[P]ublic flagship universities may expend substantial resources recruiting and offering “merit” aid to mediocre out-of-state students who are rejected from public universities in their own state, while high- achieving, low-income in-state students are neglected and often funneled to community colleges that dramatically reduce their chances of ultimately obtaining a bachelor’s degree. This is not a meritocracy. Nor is it an evil plot by universities. It is a rational response to incentives created by government disinvestment in public higher education. Policymakers at both the federal and state levels should give consideration to how they can apply policy levers to provide sustainable financial pathways that enable public research universities to flourish by serving the mission of social mobility that they were founded to serve. (emphasis added)

Both reports show how government disinvestment incentives have created this remarkably bad situation.

But the question of the moment is whether Congress is paying attention, or indeed, if it comprehends what it has done.

Even as four congressional committees work on higher education appropriations and reauthorizations this month, there are no signs that Congress wants to re-think the incentives it has created that are counterproductive to the purposes of the Higher Education Act.

The major reason for this, I believe, is that the higher education lobby sees changing any "policy levers" as regulation and oversight.  It wants money, no strings.  And the for-profit industries that benefit from the status quo (student loan companies and for-profit colleges) are adamantly opposed to disrupting their lucrative business models that are based on student borrowing.  Collectively, they have the ear of Congress.

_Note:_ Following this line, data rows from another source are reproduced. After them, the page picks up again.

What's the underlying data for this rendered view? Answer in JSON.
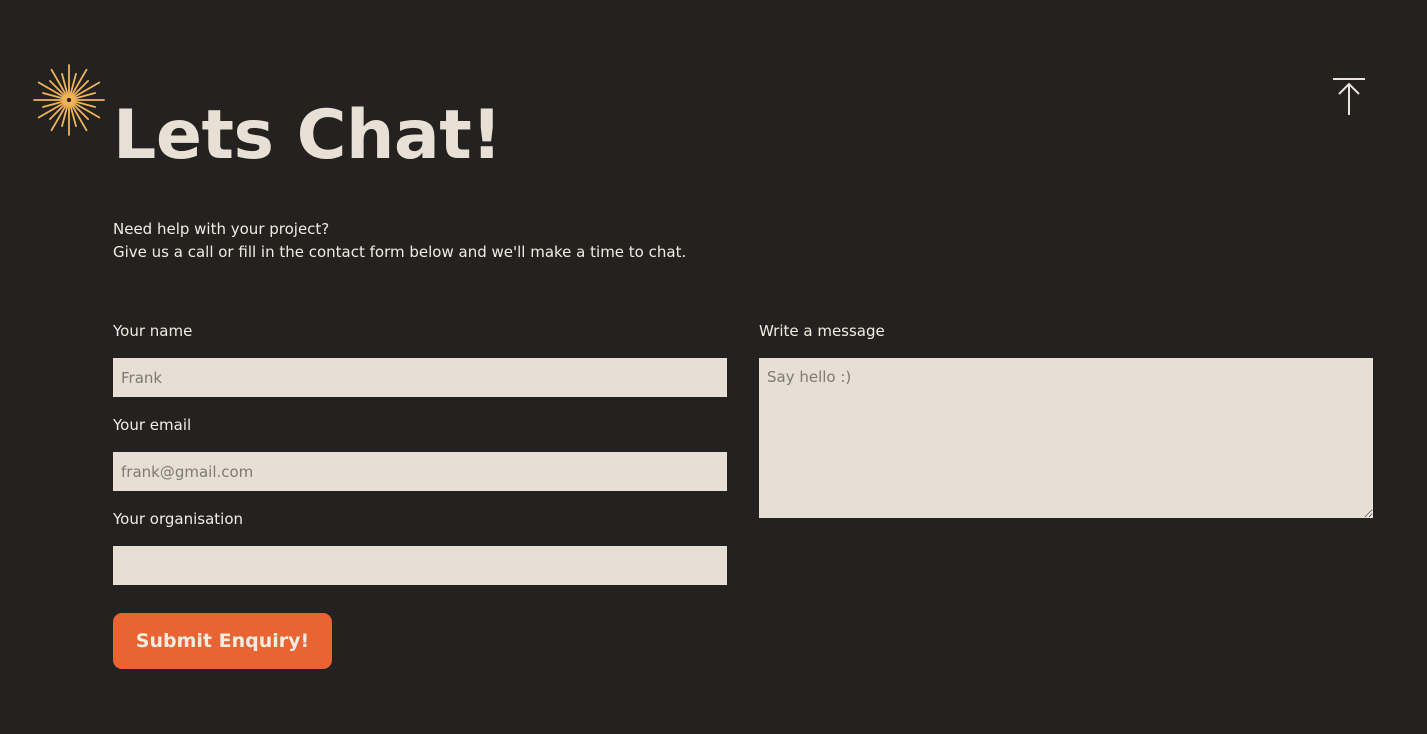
{
  "header": {
    "title": "Lets Chat!",
    "decoration_icon": "sunburst-icon",
    "back_to_top_icon": "arrow-up-to-line-icon"
  },
  "intro": {
    "line1": "Need help with your project?",
    "line2": "Give us a call or fill in the contact form below and we'll make a time to chat."
  },
  "form": {
    "name": {
      "label": "Your name",
      "placeholder": "Frank",
      "value": ""
    },
    "email": {
      "label": "Your email",
      "placeholder": "frank@gmail.com",
      "value": ""
    },
    "organisation": {
      "label": "Your organisation",
      "placeholder": "",
      "value": ""
    },
    "message": {
      "label": "Write a message",
      "placeholder": "Say hello :)",
      "value": ""
    },
    "submit_label": "Submit Enquiry!"
  },
  "colors": {
    "background": "#232221",
    "accent": "#e86432",
    "sunburst": "#f0b457",
    "input_bg": "#e7dfd4",
    "text": "#f1ebe2"
  }
}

There is another way to tackle this, which has never been tried but should be an option for any secretary of education who really cares about higher education affordability and attainment.  Monies appropriated by Congress must be spent for purposes authorized by statute.  Congress has never authorized dumping federal money into financial-aid-packaging maws invented by enrollment management consultants so as to emerge as merit aid for the non-needy and larger student loan burdens for the needy.  A secretary should therefore dispatch program review teams to a few selected universities to determine if federal funds are properly aiding those for which they are intended and, if not, the institutions would be put into limitation, suspension, or termination (LS&T) status until their enrollment management plans can conform to HEA statutorily expressed purposes.

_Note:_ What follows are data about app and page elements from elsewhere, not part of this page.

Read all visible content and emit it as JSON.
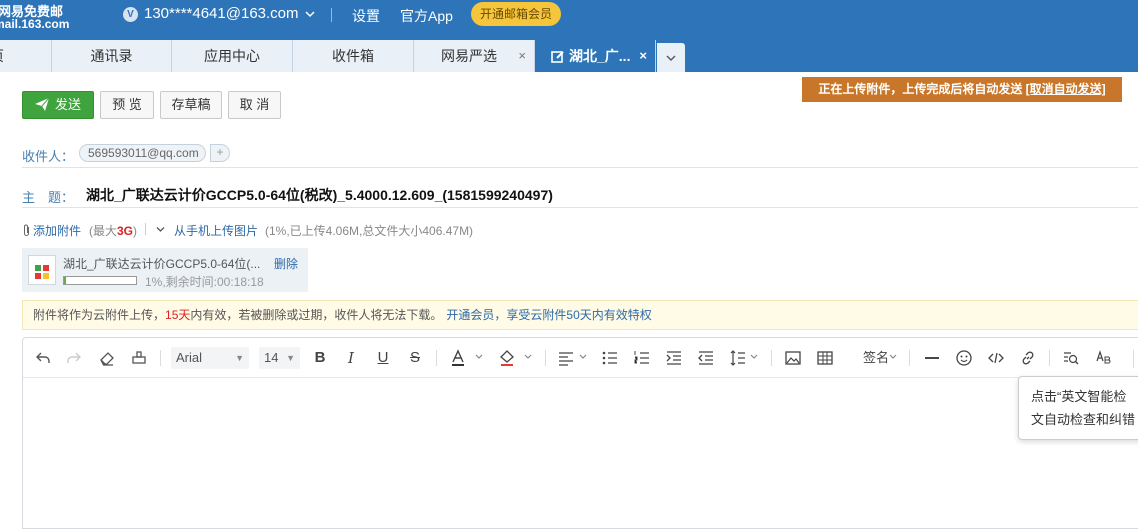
{
  "header": {
    "logo_line1": "网易免费邮",
    "logo_line2": "mail.163.com",
    "vip_badge": "V",
    "account": "130****4641@163.com",
    "links": [
      "设置",
      "官方App"
    ],
    "vip_button": "开通邮箱会员"
  },
  "tabs": [
    {
      "label": "页"
    },
    {
      "label": "通讯录"
    },
    {
      "label": "应用中心"
    },
    {
      "label": "收件箱"
    },
    {
      "label": "网易严选",
      "close": "×"
    },
    {
      "label": "湖北_广...",
      "close": "×"
    }
  ],
  "toolbar": {
    "send": "发送",
    "preview": "预 览",
    "draft": "存草稿",
    "cancel": "取 消"
  },
  "notice": {
    "text": "正在上传附件，上传完成后将自动发送 ",
    "cancel_link": "[取消自动发送]"
  },
  "recipient": {
    "label": "收件人：",
    "chip": "569593011@qq.com",
    "add": "+"
  },
  "subject": {
    "label": "主　题：",
    "value": "湖北_广联达云计价GCCP5.0-64位(税改)_5.4000.12.609_(1581599240497)"
  },
  "attachments": {
    "add_label": "添加附件",
    "max_prefix": "(最大",
    "max_value": "3G",
    "max_suffix": ")",
    "mobile_upload": "从手机上传图片",
    "summary": "(1%,已上传4.06M,总文件大小406.47M)",
    "file": {
      "name": "湖北_广联达云计价GCCP5.0-64位(...",
      "delete": "删除",
      "progress": 0.01,
      "remain": "1%,剩余时间:00:18:18"
    }
  },
  "cloud_tip": {
    "text1": "附件将作为云附件上传，",
    "days": "15天",
    "text2": "内有效，若被删除或过期，收件人将无法下载。",
    "link": "开通会员，享受云附件50天内有效特权"
  },
  "editor": {
    "font": "Arial",
    "size": "14",
    "signature": "签名"
  },
  "tooltip": {
    "line1": "点击“英文智能检",
    "line2": "文自动检查和纠错"
  }
}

If Congress remains blind to the unfortunate incentives it has created, a secretary of education can and must act, nevertheless.  With two excellent reports from New America and Third Way, excuses like "we didn't know how our programs worked" are running out.